He cited usage of the Red Watch Band program, started at New York's Stony Brook University where Sunshine's mother, Dr. Suzanne Fields practices. Fields told that the program trains volunteers to act in alcohol-related emergencies while "promoting kindness and compassion while helping friends in need."

The program has spread to over 100 colleges and dozens of high schools, though Northwestern's administration has not adopted it.

Alan Cubbage, vice president of university relations, declined to comment on Sunshine's case in light of the potential lawsuit.

Drinking is clearly not an overlooked issue on college campuses.
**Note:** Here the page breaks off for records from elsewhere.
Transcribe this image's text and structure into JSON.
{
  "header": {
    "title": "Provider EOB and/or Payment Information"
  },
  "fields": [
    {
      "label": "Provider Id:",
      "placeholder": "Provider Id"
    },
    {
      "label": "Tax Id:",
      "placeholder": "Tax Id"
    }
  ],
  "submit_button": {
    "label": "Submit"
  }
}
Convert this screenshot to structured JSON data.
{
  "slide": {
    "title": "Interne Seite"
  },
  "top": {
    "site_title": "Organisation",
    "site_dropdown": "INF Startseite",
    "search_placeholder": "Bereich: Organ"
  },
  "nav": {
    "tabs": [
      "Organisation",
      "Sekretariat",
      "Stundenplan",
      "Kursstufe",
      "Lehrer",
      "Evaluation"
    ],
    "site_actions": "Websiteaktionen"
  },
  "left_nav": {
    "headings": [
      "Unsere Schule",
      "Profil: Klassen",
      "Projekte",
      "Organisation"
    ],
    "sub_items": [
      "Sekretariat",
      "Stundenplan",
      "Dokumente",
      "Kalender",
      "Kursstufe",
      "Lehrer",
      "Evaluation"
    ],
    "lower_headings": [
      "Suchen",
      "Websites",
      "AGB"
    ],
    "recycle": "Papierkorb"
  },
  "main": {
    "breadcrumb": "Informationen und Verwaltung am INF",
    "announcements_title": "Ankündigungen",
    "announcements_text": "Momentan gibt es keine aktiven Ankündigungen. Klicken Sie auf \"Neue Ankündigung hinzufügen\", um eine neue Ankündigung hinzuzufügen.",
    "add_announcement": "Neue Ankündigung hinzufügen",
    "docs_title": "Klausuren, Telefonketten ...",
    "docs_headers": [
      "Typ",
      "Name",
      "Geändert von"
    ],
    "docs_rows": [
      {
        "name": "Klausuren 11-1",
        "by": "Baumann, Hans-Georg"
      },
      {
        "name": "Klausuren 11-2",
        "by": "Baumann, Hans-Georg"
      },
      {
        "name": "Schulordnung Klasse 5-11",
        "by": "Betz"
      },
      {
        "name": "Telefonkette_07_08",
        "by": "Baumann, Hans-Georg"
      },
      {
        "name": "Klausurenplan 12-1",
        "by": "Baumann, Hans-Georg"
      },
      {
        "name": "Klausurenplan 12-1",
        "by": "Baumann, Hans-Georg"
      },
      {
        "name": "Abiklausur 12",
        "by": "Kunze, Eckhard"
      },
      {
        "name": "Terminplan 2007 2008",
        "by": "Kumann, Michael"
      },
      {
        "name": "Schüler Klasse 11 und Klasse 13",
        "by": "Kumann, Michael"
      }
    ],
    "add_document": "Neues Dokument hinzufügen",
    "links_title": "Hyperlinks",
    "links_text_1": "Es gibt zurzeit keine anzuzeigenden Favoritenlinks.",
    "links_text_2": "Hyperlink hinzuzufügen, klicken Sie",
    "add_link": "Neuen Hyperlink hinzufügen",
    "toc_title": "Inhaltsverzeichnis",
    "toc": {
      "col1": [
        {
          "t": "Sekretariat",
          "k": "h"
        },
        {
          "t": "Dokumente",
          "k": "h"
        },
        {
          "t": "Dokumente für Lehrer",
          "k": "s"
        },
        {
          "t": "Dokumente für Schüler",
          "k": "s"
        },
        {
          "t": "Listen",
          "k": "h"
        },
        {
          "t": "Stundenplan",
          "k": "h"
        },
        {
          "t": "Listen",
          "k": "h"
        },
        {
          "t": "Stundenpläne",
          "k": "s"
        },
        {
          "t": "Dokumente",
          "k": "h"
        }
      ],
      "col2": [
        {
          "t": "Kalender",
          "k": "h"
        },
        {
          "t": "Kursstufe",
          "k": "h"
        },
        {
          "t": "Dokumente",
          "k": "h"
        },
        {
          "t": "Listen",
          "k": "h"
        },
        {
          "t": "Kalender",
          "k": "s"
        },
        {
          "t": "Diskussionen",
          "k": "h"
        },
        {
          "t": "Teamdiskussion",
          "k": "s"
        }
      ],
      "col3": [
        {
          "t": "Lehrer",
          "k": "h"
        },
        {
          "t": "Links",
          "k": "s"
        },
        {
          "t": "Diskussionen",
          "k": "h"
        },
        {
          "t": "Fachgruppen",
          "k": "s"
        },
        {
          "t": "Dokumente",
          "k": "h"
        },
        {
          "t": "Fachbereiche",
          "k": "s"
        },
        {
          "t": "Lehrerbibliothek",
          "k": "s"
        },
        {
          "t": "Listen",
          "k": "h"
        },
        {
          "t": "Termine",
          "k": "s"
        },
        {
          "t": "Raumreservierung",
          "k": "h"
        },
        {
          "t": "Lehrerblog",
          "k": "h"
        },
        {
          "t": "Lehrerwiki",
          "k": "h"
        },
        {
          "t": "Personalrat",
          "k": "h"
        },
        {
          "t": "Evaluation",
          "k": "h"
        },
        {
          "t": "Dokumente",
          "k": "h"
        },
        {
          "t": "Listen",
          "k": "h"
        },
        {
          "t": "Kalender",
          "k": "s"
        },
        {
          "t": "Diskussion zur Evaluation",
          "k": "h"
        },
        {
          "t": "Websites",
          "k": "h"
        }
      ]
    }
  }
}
According to federal records, 157 college-age people, 18 to 23, drank themselves to death from 1999 through 2005. The number of alcohol-poisoning deaths per year rose from 18 in 1999 to 35 in 2005; over the seven-year period, 83 of the college-age victims were, like Sunshine, under 21.

A separate Associated Press analysis of hundreds of news articles about alcohol-related deaths in the past decade found that victims drank well past the point of recollection — with an average blood-alcohol level of 0.40 percent, or five times the legal limit for driving. In nearly every case, friends knew the victim was drunk and put him or her to bed to "sleep it off," which might have very well been the case in Sunshine's death.

Medical Amnesty Policy

The debate among students focused less on what preventative measures the university could have taken, but rather if Sunshine's life could have been saved had a medical amnesty policy been in place.

The university has no immediate plans to implement a medical amnesty policy, citing legal considerations, yet many students would support one.

Senior Shane Michael Singh, 21, who serves on the New Student Week board of directors, says the policy could only be beneficial, especially to inexperienced drinkers such as freshman.

"If it's part of a school's a mission statement to ensure that students are safe to get help when they need it, medical amnesty falls under that," Singh said.

John McCardell, director of Choose Responsibility, an organization advocating lowering the drinking age to 18 and issuing drinking learner's permits to adults 18, 19 and 20 to promote responsible consumption, told that the minimum drinking age is a "law out of step with reality."

"Our official position can only be abstinence, but what do we do in a situation where 75 or 80 percent of our population is not abstaining?" said McCardell, who was also the former president of Middlebury College in Vermont and wrote a 2004 op-ed in "The New York Times" about the bad social policy of the current drinking age.

The college, which had an alcohol-related death in February 2008 when 19-year-old student Nicholas Garza was found in a creek in Vermont after consuming alcohol, has had a medical amnesty policy for several years now, but calls to Middlebury administrators for comment on its long-term benefits were not returned.

"We're talking about saving human lives, because the fact is, young people's lives are at risk," McCardell said.

Across college campuses, activities that promote binge drinking have apparently become increasingly popular.

Several Greek life students at two Ivy League universities reported a university-banned drinking activity called "progressives" where sorority members attend different fraternity houses for a "power hour" of liquor and beer. Each fraternity has a different theme and a different drink (i.e. Mexican décor with margaritas).

Excessive Drinking, a Growing Problem Among College Students

Sarah, 20, a member of a prominent sorority at one of the Ivy League universities, who wished to keep her last name private, told she herself has participated in "progressives" and seen firsthand people "black-out" and "vomit" from the excessive drinking.

The university, which has a medical amnesty policy, did not return phone calls for comment.

"I haven't had to call 911 for any of my friends, but I've heard of people not thinking twice for help because nothing is at stake for them," Sarah said. "Drinking is too much fun to just have one or two. It's hard to stop, but at least amnesty gives us an option."